use English as a second language. If you choose culture 3 you will need to conduct
research on cultures that were prevalent approximately 4000 years ago (approximately
2000 B.C.). You will not be able to create a test which will be valid in every culture 4000
years ago, so you should pick one or two to focus on.
Culture 1
Antarea is a sun-drenched, tropical island nation in the South Pacific, consisting of a
series of tiny, closely packed islands. Each island is separated from its neighbors by a
thin strip of navigable water, with rivers and streams criss-crossing each island as well.
Thus, the primary mode of daily Antarean transportation is swimming. In fact, people
commonly spend many hours each day in the water, either going from one place to
another or even standing in shallow water to socialize or conduct business transactions.
Antareans are completely insulated, never having made contact with any cultures from
the rest of the world. Indeed, they are apparently unaware that there even is a “rest” of
the world, since no Antarean has ever left the island chain or seen evidence of humans
living outside their culture.

Culture 2
Zostereans are people born with a specific brain defect whose only consequence is to
prevent the capacity to use speech. They cannot produce speech or understand the speech
of others; these characteristics apply to vocal speech, written language, and sign
language. Other than this one feature, Zostereans are completely normal. But, because
Western cultures emphasize language so heavily, Zostereans find it difficult, confusing,
and embarrassing to operate in most Western cultures. Thus, they generally live in their
homeland, Zosteria, which is entirely populated by Zostereans, and rarely venture outside
its borders.

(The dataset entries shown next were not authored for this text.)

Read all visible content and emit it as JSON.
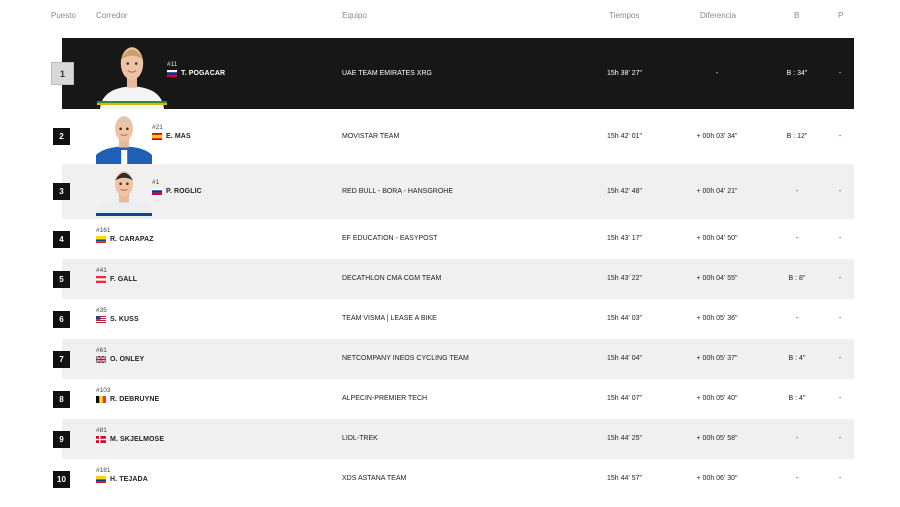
{
  "columns": {
    "puesto": "Puesto",
    "corredor": "Corredor",
    "equipo": "Equipo",
    "tiempos": "Tiempos",
    "diferencia": "Diferencia",
    "b": "B",
    "p": "P"
  },
  "rows": [
    {
      "pos": "1",
      "num": "#11",
      "name": "T. POGACAR",
      "flag": "SVN",
      "team": "UAE TEAM EMIRATES XRG",
      "time": "15h 38' 27\"",
      "diff": "-",
      "bonus": "B : 34\"",
      "points": "-"
    },
    {
      "pos": "2",
      "num": "#21",
      "name": "E. MAS",
      "flag": "ESP",
      "team": "MOVISTAR TEAM",
      "time": "15h 42' 01\"",
      "diff": "+ 00h 03' 34\"",
      "bonus": "B : 12\"",
      "points": "-"
    },
    {
      "pos": "3",
      "num": "#1",
      "name": "P. ROGLIC",
      "flag": "SVN",
      "team": "RED BULL - BORA - HANSGROHE",
      "time": "15h 42' 48\"",
      "diff": "+ 00h 04' 21\"",
      "bonus": "-",
      "points": "-"
    },
    {
      "pos": "4",
      "num": "#161",
      "name": "R. CARAPAZ",
      "flag": "ECU",
      "team": "EF EDUCATION - EASYPOST",
      "time": "15h 43' 17\"",
      "diff": "+ 00h 04' 50\"",
      "bonus": "-",
      "points": "-"
    },
    {
      "pos": "5",
      "num": "#41",
      "name": "F. GALL",
      "flag": "AUT",
      "team": "DECATHLON CMA CGM TEAM",
      "time": "15h 43' 22\"",
      "diff": "+ 00h 04' 55\"",
      "bonus": "B : 8\"",
      "points": "-"
    },
    {
      "pos": "6",
      "num": "#35",
      "name": "S. KUSS",
      "flag": "USA",
      "team": "TEAM VISMA | LEASE A BIKE",
      "time": "15h 44' 03\"",
      "diff": "+ 00h 05' 36\"",
      "bonus": "-",
      "points": "-"
    },
    {
      "pos": "7",
      "num": "#61",
      "name": "O. ONLEY",
      "flag": "GBR",
      "team": "NETCOMPANY INEOS CYCLING TEAM",
      "time": "15h 44' 04\"",
      "diff": "+ 00h 05' 37\"",
      "bonus": "B : 4\"",
      "points": "-"
    },
    {
      "pos": "8",
      "num": "#103",
      "name": "R. DEBRUYNE",
      "flag": "BEL",
      "team": "ALPECIN-PREMIER TECH",
      "time": "15h 44' 07\"",
      "diff": "+ 00h 05' 40\"",
      "bonus": "B : 4\"",
      "points": "-"
    },
    {
      "pos": "9",
      "num": "#81",
      "name": "M. SKJELMOSE",
      "flag": "DNK",
      "team": "LIDL-TREK",
      "time": "15h 44' 25\"",
      "diff": "+ 00h 05' 58\"",
      "bonus": "-",
      "points": "-"
    },
    {
      "pos": "10",
      "num": "#181",
      "name": "H. TEJADA",
      "flag": "COL",
      "team": "XDS ASTANA TEAM",
      "time": "15h 44' 57\"",
      "diff": "+ 00h 06' 30\"",
      "bonus": "-",
      "points": "-"
    }
  ]
}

Culture 3
A magical genie grants Hilda, the historian, one wish. Hilda says, “Well, I’ve always
wanted to know more about the people who lived on earth 4000 years ago, so bring me
some people from that time so I can talk to them.” Unfortunately, the genie
misunderstood and brought every single human who was alive on earth exactly 4000
years ago to the present. Suddenly, millions of people appeared on the earth mainly in
and around the Portland, Oregon area, where Hilda had met the genie. These
“Transplantons,” as they came to be called by the news media covering the phenomenon,
are people who suddenly appeared in the American Pacific Northwest around the turn of
the 21st century; from the Transplantons’ point of view, however, moments ago they were
in the time period of 4000 years ago.

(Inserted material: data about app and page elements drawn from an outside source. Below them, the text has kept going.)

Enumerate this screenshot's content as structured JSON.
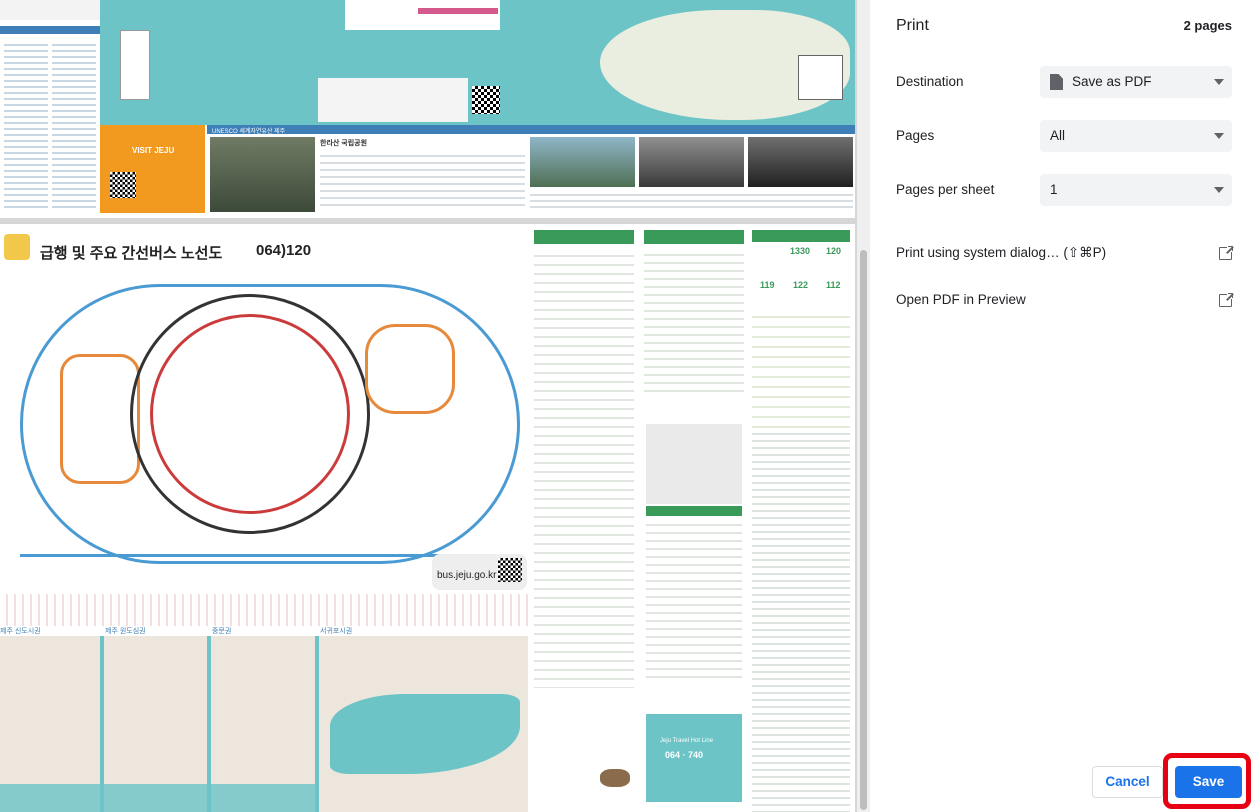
{
  "dialog": {
    "title": "Print",
    "page_count": "2 pages",
    "destination": {
      "label": "Destination",
      "value": "Save as PDF"
    },
    "pages": {
      "label": "Pages",
      "value": "All"
    },
    "pages_per_sheet": {
      "label": "Pages per sheet",
      "value": "1"
    },
    "system_dialog_link": "Print using system dialog… (⇧⌘P)",
    "open_preview_link": "Open PDF in Preview",
    "cancel_label": "Cancel",
    "save_label": "Save"
  },
  "preview": {
    "bus_map_title": "급행 및 주요 간선버스 노선도",
    "bus_map_phone": "064)120",
    "bus_site": "bus.jeju.go.kr",
    "visit_jeju": "VISIT JEJU",
    "unesco_heading": "UNESCO 세계자연유산 제주",
    "hallasan_heading": "한라산 국립공원",
    "hotline_heading": "Jeju Travel Hot Line",
    "hotline_number": "064 · 740",
    "jeju_city_label": "제주 신도시권",
    "jeju_old_label": "제주 원도심권",
    "jungmun_label": "중문권",
    "seogwipo_label": "서귀포시권",
    "bus_num_1": "1330",
    "bus_num_2": "120",
    "bus_num_3": "119",
    "bus_num_4": "122",
    "bus_num_5": "112"
  },
  "colors": {
    "accent": "#1a73e8",
    "highlight": "#e60012",
    "map_teal": "#6cc4c7",
    "guide_green": "#3a9a5a",
    "visit_orange": "#f29a1f"
  }
}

Discussion Questions
1. What factors did you consider important in developing an IQ test for the culture you
chose? Why were these factors important?

2. Do you have confidence that the final IQ test you developed will be a reliable and valid
measure of intelligence for the group you chose for the purposes you will be
administering it? Why or why not?

3. Is it possible to develop a culturally unbiased IQ test? Why or why not?

References
Cole, M., Gay, J., & Sharp, D. (1971). The cultural context of learning and thinking: An exploration in experimental
anthropology. New York: Basic Books.
Shenker, J., Goss, S., & Bernstein, D. (1997). Instructor’s Manual to accompany Bernstein Psychology, 4th ed. Boston,
MA: Houghton Mifflin
Sternberg, R. (1995). Testing common sense. American Psychologist, 50. 912-927.
Sternberg, R. (1998). In search of the human mind, 2nd ed. Fort Worth, TX: Harcourt Brace.